Over many years our annual exhibitions during March and April of work by Doris McCarthy were much anticipated. It is with pleasure now that we present some of those major works from private collections, recently made available for sale.
Mountain Image #3 is a highlight of McCarthy’s painting in the 1970′s. In conjoining the hard edge abstraction, which she had developed in the 1960′s, with the more literal landscape painting she created a dynamic body of work, lifting her career into a new realm.
It was included in the major survey exhibition of McCarthy’s work, and book, Feast of Incarnation, 1991, at the Gallery Stratford and featured in the book, Celebration of Life, that accompanied her major 1999 retrospective exhibition at the McMichael Canadian Art Collection, among others.
McCarthy made annual trips to the Canadian Arctic, from 1971 through to the 2000′s. In this prime painting from a seminal trip to Pond Inlet, McCarthy captured the immense expanse of the land and extraordinary light.
McCarthy visited Newfoundland at a time when reaching some of the small out ports and villages was not possible by road. She travelled around the coast on supply boats staying for a time at sites that interested her. Daniel’s Harbour was a favourite. The structure of the buildings and the potential for composition and light never failed to capture her imagination. With her skill in both composition and the handling of the watercolour process she could reveal the essence of the place, as in this fine work.
It was McCarthy’s custom to make at least one sketching trip in the fall. In the 1950′s that was often to Haliburton, Ontario, where for a few years she returned to the same spot on Sanctuary Lake, which held a special resonance for her. Each time she captured the changing colours and light, never the same but always memorable, as in this watercolour.

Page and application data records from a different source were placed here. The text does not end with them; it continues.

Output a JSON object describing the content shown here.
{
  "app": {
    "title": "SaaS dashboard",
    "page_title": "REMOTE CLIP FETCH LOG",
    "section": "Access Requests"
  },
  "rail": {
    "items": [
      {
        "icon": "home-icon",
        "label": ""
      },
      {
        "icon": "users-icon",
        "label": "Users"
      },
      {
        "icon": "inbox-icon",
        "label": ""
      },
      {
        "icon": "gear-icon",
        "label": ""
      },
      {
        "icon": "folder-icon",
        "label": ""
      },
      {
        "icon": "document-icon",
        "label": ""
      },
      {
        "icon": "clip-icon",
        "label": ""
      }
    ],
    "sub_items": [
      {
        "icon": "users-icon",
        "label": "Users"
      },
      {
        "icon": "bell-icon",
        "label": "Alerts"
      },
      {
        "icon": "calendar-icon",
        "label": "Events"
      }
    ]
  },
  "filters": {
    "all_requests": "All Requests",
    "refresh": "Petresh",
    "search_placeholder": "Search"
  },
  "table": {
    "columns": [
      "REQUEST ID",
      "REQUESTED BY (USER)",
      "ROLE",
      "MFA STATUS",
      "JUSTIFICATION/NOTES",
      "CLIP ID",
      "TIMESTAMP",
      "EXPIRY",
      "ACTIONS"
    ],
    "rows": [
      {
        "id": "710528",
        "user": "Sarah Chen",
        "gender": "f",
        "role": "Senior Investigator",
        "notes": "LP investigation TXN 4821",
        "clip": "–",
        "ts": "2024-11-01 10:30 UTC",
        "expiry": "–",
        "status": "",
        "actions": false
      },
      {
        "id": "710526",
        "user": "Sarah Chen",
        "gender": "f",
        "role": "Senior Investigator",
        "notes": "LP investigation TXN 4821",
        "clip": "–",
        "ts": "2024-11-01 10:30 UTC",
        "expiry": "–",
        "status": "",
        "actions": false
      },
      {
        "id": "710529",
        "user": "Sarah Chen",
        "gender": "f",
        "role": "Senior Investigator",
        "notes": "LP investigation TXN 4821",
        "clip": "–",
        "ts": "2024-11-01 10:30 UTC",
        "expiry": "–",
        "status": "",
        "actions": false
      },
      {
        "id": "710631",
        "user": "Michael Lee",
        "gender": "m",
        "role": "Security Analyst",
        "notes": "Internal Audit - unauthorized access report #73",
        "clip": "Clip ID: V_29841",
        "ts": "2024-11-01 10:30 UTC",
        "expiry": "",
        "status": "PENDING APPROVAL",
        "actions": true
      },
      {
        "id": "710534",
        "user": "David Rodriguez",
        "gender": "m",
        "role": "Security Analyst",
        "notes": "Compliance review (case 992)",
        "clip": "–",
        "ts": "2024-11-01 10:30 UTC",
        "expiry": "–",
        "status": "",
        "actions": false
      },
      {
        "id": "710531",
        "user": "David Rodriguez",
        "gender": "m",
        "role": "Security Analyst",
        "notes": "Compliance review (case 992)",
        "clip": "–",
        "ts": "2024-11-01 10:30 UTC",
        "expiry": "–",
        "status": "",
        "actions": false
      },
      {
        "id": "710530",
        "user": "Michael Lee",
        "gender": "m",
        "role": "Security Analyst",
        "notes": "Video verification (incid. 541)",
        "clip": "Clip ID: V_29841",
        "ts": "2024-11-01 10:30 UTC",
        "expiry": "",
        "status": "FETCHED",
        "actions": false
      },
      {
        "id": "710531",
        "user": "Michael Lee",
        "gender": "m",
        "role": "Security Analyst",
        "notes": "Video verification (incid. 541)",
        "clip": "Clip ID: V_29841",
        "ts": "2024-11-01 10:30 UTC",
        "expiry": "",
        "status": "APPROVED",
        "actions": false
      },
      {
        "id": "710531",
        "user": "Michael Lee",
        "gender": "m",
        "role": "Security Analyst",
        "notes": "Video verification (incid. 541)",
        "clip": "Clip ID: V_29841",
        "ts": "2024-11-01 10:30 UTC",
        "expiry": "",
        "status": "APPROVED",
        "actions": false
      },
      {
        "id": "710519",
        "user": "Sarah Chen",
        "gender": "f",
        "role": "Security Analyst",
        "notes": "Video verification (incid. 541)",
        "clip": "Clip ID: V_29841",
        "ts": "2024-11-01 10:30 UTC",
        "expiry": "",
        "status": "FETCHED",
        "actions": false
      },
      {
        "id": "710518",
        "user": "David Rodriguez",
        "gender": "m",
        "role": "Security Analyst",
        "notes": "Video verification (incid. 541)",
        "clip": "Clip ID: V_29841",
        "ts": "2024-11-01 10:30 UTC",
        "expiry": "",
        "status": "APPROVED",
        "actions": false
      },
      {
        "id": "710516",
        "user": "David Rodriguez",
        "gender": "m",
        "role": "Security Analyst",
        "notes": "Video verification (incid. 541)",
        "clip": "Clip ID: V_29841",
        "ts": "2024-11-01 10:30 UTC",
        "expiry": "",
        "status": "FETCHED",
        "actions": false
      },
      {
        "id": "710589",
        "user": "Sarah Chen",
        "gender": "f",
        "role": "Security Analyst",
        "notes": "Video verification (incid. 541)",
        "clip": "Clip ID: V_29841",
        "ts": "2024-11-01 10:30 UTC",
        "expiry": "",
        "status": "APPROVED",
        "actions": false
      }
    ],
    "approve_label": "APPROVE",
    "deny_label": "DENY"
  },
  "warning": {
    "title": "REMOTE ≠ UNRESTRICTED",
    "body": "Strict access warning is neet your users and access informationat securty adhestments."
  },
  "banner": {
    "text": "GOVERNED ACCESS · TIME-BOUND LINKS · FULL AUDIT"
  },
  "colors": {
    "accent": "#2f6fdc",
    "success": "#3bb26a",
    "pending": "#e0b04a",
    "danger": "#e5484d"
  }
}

McCarthy made her first trips to Haliburton as a youth and never lost her passion for the place, travelling there whenever possible at any time of the year. For her, winter provided opportunities for studies in light and composition, taking full advantage here in Haliburton, New Years Eve Day, masterfully capturing the warmth of the huddled houses in contrast to the wintry December air.
It was the custom, on occasion, for artists travelling with their kits, painting en plein air, to to use both sides of the panels, saving costs and bulk. This is the reverse of the Haliburton, New Year’s Eve Day painting, probably done the previous summer on her annual Gaspé, Quebec, sketching and painting trip. The juxtaposition of the very different villages at opposite times of the year make for an intriguing pairing. The frame allows for viewing both paintings.